Step 6 – Provide complete and timely instructions

Despite the sensitivity of many to attorney fees, it is not uncommon for attorneys to have to send multiple reminders to clients. When numerous reminders are required, the attorney time adds up and you might expect a larger bill.

Late instructions also lead to additional costs. The patent application process involves numerous deadlines, such as deadlines to respond to examination reports. Even though most of these deadlines are known months in advance, it is not uncommon for attorneys to receive their clients’ instructions at the very last minute. Last minute rushes are highly inefficient – an attorney who is working late into the night due to last minute instructions will not be at their best and will likely be without the assistants available to them during the day.

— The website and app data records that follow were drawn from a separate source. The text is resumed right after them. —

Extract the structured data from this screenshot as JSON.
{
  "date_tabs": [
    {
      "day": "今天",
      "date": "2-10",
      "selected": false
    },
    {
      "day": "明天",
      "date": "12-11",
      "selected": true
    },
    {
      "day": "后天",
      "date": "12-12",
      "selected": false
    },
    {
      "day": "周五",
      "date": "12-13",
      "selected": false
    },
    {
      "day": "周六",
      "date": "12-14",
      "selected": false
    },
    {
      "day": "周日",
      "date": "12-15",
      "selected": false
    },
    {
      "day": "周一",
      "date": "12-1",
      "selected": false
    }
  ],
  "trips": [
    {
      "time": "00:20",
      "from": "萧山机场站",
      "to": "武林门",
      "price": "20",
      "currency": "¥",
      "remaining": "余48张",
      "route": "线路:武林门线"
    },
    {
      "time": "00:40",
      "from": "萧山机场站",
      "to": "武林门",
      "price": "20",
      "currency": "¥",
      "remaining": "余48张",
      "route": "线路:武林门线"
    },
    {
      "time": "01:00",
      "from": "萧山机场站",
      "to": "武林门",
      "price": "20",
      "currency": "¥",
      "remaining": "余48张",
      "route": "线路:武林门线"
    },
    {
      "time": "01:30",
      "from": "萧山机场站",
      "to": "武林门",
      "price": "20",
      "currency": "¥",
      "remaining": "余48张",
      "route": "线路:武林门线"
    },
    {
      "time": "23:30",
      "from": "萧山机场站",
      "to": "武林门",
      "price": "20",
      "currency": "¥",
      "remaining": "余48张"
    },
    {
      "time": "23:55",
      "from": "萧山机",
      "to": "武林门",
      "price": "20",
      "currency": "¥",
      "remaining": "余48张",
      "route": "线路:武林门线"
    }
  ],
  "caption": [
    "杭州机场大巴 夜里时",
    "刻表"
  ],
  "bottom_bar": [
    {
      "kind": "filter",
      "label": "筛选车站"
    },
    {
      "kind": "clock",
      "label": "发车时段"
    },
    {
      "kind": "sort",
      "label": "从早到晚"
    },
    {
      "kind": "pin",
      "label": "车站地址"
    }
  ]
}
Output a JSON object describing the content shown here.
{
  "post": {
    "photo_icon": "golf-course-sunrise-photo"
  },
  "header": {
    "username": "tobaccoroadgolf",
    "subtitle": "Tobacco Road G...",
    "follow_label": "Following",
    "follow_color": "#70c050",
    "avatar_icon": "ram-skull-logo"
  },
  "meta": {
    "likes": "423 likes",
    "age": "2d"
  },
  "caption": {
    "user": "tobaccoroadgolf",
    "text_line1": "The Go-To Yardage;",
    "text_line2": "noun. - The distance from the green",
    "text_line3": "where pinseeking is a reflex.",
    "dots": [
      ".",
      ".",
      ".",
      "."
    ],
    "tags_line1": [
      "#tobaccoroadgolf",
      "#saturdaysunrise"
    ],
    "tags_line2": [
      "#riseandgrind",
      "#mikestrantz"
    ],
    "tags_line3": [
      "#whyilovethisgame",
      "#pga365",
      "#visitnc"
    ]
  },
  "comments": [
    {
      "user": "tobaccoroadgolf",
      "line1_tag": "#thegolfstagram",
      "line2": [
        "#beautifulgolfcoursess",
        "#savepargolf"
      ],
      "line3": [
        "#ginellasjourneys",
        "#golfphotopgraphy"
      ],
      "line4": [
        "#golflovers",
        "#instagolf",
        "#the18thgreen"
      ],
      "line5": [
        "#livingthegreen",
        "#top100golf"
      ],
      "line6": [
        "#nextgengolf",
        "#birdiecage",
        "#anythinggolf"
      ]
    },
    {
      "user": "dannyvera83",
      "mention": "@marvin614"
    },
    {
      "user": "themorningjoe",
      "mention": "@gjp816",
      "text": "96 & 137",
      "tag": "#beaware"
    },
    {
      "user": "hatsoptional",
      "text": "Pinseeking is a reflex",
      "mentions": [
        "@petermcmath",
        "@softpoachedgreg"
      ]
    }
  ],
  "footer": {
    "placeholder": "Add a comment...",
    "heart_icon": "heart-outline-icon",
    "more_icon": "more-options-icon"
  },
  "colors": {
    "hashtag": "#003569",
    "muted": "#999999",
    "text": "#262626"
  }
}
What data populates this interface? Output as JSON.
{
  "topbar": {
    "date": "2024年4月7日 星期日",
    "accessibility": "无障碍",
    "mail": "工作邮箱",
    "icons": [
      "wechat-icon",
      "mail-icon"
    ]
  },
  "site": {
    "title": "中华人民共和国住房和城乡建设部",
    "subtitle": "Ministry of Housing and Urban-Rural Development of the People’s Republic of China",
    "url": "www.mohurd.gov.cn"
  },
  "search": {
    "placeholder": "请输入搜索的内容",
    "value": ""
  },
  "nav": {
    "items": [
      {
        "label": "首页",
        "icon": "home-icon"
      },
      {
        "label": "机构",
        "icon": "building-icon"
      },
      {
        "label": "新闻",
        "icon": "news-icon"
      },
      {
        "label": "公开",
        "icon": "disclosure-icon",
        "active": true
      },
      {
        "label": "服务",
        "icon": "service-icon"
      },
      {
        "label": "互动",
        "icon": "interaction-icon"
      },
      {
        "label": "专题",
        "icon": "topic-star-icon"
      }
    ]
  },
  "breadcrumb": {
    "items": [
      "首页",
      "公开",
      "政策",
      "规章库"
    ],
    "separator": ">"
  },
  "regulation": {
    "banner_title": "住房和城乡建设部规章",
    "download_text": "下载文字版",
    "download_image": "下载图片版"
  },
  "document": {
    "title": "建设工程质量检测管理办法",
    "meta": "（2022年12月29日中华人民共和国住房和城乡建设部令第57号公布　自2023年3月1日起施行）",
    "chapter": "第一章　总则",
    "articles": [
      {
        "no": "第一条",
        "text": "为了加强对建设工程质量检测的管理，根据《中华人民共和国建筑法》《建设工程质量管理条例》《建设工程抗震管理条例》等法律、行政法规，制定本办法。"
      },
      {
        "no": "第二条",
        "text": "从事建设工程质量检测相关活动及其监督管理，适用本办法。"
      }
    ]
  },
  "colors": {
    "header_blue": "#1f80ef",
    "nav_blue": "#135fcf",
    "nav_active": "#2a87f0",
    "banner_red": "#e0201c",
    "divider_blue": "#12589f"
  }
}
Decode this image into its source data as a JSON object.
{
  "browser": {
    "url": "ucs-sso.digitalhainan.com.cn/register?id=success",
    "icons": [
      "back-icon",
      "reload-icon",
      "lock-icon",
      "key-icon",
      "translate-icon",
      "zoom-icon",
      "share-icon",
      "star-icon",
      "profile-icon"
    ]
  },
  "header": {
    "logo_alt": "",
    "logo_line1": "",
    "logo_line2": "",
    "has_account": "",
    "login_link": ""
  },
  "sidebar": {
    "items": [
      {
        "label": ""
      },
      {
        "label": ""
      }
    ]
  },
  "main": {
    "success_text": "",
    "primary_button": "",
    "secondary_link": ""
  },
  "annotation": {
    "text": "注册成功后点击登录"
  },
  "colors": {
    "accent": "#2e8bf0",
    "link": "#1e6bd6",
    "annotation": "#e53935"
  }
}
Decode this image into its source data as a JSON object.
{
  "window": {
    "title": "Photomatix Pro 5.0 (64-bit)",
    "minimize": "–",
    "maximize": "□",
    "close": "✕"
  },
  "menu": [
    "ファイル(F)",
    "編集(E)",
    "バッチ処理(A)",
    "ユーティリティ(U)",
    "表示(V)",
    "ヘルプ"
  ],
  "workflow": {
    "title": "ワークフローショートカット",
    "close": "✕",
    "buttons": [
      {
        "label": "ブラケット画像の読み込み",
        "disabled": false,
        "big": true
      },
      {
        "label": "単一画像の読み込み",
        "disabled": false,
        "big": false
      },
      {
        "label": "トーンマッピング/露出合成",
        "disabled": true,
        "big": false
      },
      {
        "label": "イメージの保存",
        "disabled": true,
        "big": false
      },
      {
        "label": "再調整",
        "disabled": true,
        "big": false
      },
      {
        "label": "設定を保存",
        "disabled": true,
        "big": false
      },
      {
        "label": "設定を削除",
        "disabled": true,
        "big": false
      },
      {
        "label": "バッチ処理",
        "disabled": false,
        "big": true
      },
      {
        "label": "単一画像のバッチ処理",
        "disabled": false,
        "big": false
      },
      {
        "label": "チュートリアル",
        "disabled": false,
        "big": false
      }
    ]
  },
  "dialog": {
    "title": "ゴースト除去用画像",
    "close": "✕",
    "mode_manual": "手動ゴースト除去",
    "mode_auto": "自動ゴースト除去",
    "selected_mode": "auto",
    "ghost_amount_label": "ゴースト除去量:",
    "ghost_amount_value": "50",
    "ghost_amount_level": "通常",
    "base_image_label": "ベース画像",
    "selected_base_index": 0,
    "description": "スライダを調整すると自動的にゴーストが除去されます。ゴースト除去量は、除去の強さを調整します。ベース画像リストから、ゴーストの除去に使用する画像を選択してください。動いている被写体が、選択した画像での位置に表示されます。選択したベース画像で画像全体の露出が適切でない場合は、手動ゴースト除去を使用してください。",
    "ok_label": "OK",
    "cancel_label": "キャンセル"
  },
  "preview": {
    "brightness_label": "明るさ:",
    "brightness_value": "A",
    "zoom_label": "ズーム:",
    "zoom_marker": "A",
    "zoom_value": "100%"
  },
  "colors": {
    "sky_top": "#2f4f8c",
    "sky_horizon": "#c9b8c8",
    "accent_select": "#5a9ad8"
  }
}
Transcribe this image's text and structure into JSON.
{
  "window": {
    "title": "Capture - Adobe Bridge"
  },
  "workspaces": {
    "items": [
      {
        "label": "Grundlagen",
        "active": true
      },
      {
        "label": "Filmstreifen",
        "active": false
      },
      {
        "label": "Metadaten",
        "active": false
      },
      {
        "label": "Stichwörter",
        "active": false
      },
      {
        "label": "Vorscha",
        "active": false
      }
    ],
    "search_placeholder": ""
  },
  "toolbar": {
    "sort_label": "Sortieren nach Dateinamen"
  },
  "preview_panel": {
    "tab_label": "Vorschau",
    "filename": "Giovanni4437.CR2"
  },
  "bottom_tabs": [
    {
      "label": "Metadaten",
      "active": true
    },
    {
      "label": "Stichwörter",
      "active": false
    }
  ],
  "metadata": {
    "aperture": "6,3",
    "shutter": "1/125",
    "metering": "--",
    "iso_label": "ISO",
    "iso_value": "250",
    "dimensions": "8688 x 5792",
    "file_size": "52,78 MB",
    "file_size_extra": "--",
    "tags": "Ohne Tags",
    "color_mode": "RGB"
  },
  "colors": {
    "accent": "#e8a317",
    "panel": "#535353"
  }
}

Just like the brief of step 3, crisp, clear and complete instructions during the patenting process will also minimise costs. A good patent attorney will make clear the information that they require from their clients. Nonetheless, it is not uncommon for attorneys to receive partial responses to their questions, leading to long and costly exchanges whilst the attorney tries to “extract” the information needed. If you are not sure what your attorney is asking for, say so, or pick up the phone – but don’t just ignore the question!

Step 7 – Trust your attorney (or find a new one)

From time to time, your attorney may provide advice that you don’t agree with, e.g. “we are not confident of securing effective patent protection for this invention because…”.  It is always appropriate to discuss any concerns that you have with your attorney, but don’t let this turn into a long-winded debate. 

Debating with your attorney is a pointless exercise. It won’t change whether your invention is patentable. If, after discussing your concerns with your attorney, you still believe they have got it wrong, it is probably time for a second opinion or a new attorney – there is no point continuing to pay for advice you don’t value. 

 

 

Patent attorney manufacturing 

Ben Mott - Principal

Mechanical Engineer & Patent Attorney